inewsource’s primary and general election maps showed how San Diego County voters in select races cast their ballots during an election year with unprecedented spending. These precinct-level, interactive maps let readers search their address to see the breakdown of votes within their precinct, or click around to view the results from others. We believe it’s important to understand how our community voted, and we pride ourselves on sharing this level of detail in a searchable, easy-to-use format.
For the June primary, we used color-coded maps for key races, including two congressional contests that reached into neighboring counties. We took the same approach for the November election and focused on eight races and three ballot measures.
No. 4: Mello-Roos: The tax you choose
inewsource continued its focus on Mello-Roos tax districts in San Diego County. The taxes, which have been collected for nearly 30 years across California, help fund community improvements to infrastructure such as schools and roads. Our 2018 analysis uncovered that the Sweetwater Union High School District had used at least $46 million in Mello-Roos taxes paid by Eastlake property owners to fund projects in other parts of Chula Vista. One resident said the district uses the special taxes like a “slush fund.”
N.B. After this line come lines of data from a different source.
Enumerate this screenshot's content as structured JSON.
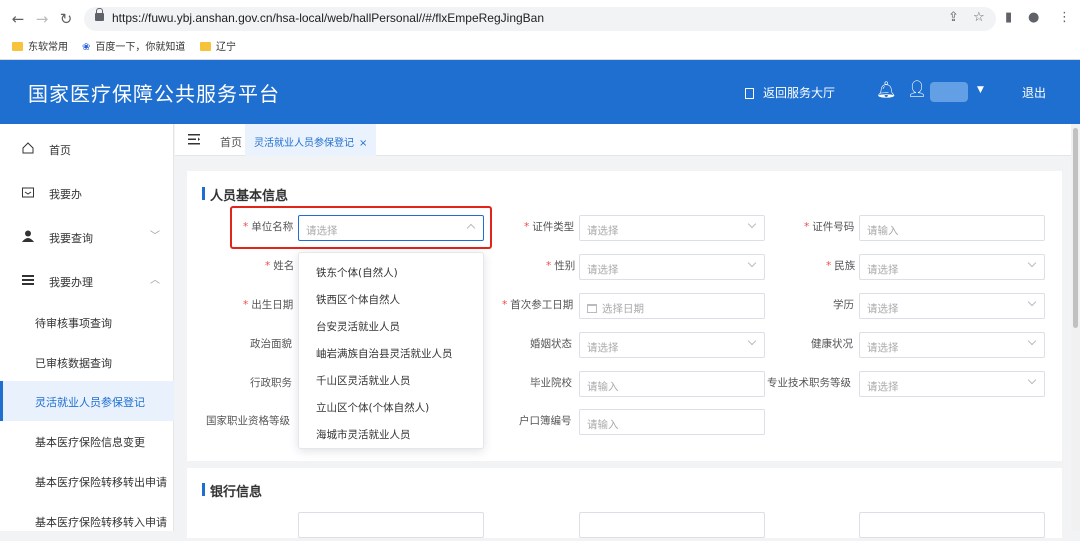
{
  "browser": {
    "url": "https://fuwu.ybj.anshan.gov.cn/hsa-local/web/hallPersonal//#/flxEmpeRegJingBan",
    "bookmarks": [
      "东软常用",
      "百度一下，你就知道",
      "辽宁"
    ]
  },
  "header": {
    "title": "国家医疗保障公共服务平台",
    "back_to_hall": "返回服务大厅",
    "logout": "退出"
  },
  "sidebar": {
    "items": [
      {
        "label": "首页"
      },
      {
        "label": "我要办"
      },
      {
        "label": "我要查询"
      },
      {
        "label": "我要办理"
      }
    ],
    "sub_items": [
      {
        "label": "待审核事项查询"
      },
      {
        "label": "已审核数据查询"
      },
      {
        "label": "灵活就业人员参保登记"
      },
      {
        "label": "基本医疗保险信息变更"
      },
      {
        "label": "基本医疗保险转移转出申请"
      },
      {
        "label": "基本医疗保险转移转入申请"
      }
    ]
  },
  "tabs": {
    "home": "首页",
    "active": "灵活就业人员参保登记",
    "close": "×"
  },
  "form": {
    "section_basic": "人员基本信息",
    "section_bank": "银行信息",
    "fields": {
      "unit_name": {
        "label": "单位名称",
        "placeholder": "请选择"
      },
      "cert_type": {
        "label": "证件类型",
        "placeholder": "请选择"
      },
      "cert_no": {
        "label": "证件号码",
        "placeholder": "请输入"
      },
      "name": {
        "label": "姓名"
      },
      "gender": {
        "label": "性别",
        "placeholder": "请选择"
      },
      "nation": {
        "label": "民族",
        "placeholder": "请选择"
      },
      "birth_date": {
        "label": "出生日期"
      },
      "first_work_date": {
        "label": "首次参工日期",
        "placeholder": "选择日期"
      },
      "education": {
        "label": "学历",
        "placeholder": "请选择"
      },
      "political": {
        "label": "政治面貌"
      },
      "marital": {
        "label": "婚姻状态",
        "placeholder": "请选择"
      },
      "health": {
        "label": "健康状况",
        "placeholder": "请选择"
      },
      "admin_post": {
        "label": "行政职务"
      },
      "school": {
        "label": "毕业院校",
        "placeholder": "请输入"
      },
      "tech_post": {
        "label": "专业技术职务等级",
        "placeholder": "请选择"
      },
      "national_qual": {
        "label": "国家职业资格等级"
      },
      "hukou_no": {
        "label": "户口簿编号",
        "placeholder": "请输入"
      }
    }
  },
  "dropdown": {
    "options": [
      "铁东个体(自然人)",
      "铁西区个体自然人",
      "台安灵活就业人员",
      "岫岩满族自治县灵活就业人员",
      "千山区灵活就业人员",
      "立山区个体(个体自然人)",
      "海城市灵活就业人员"
    ]
  },
  "colors": {
    "brand": "#1e6fd0",
    "required": "#f24a4a",
    "highlight": "#e1251b"
  }
}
A big part of that reporting included an update to our searchable Mello-Roos map, which shows parcel-level details of who pays into which districts throughout San Diego County. The data goes back five years for each parcel, including the amount paid per Mello-Roos district and contact details for the agency managing each fund.
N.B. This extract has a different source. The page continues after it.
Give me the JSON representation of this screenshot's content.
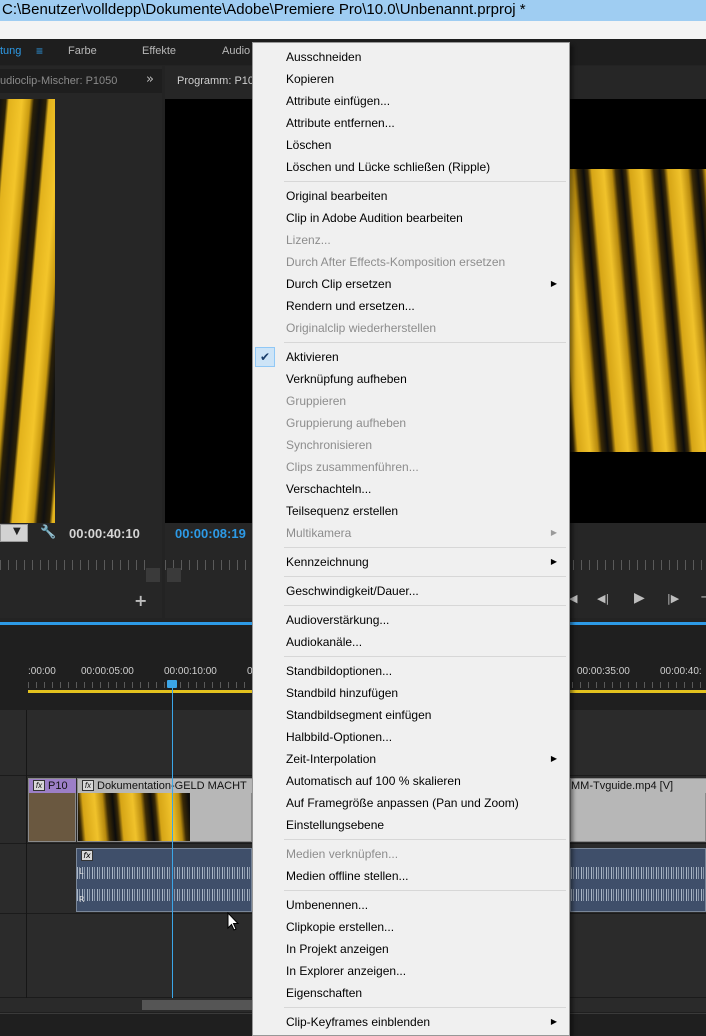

No. 5: Vaccination rates decline as medical exemptions rise
inewsource for years has reported on childhood vaccination rates and the debate surrounding them. This year, we found rates for kindergarteners in the state and San Diego County dropped slightly this past school year, which concerns some medical professionals.
We also updated our vaccination rate map, which goes back to 2014. It’s searchable so you can see the vaccination rates of schools in your neighborhood. The story that showcased this year’s map and data analysis also includes two interactive graphics that show how medical and personal belief vaccination exemption rates have changed over time.
No. 6: America’s Wall
In 2017, inewsource and KPBS partnered to explore the existing structure of the U.S.-Mexico border wall. It included an in-depth look at what fencing exists now, when it was built and how it has played into the evolving national discussion about immigration. We plan to update it once we get more current records from U.S. Customs and Border Protection, but our map continues to be one of our most popular data projects.
After getting requests from academics and journalists, we made public this year the underlying data of each piece of fencing. The results have been far reaching. Most recently, the data was used in a joint analysis by Stanford University and Dartmouth College about the economic impact of border fencing.
Given the ongoing debate about immigration, the migrant caravan and President Donald Trump’s call for more border wall funding, the map continues to be popular on our website.
We’ll let you know when big things happen.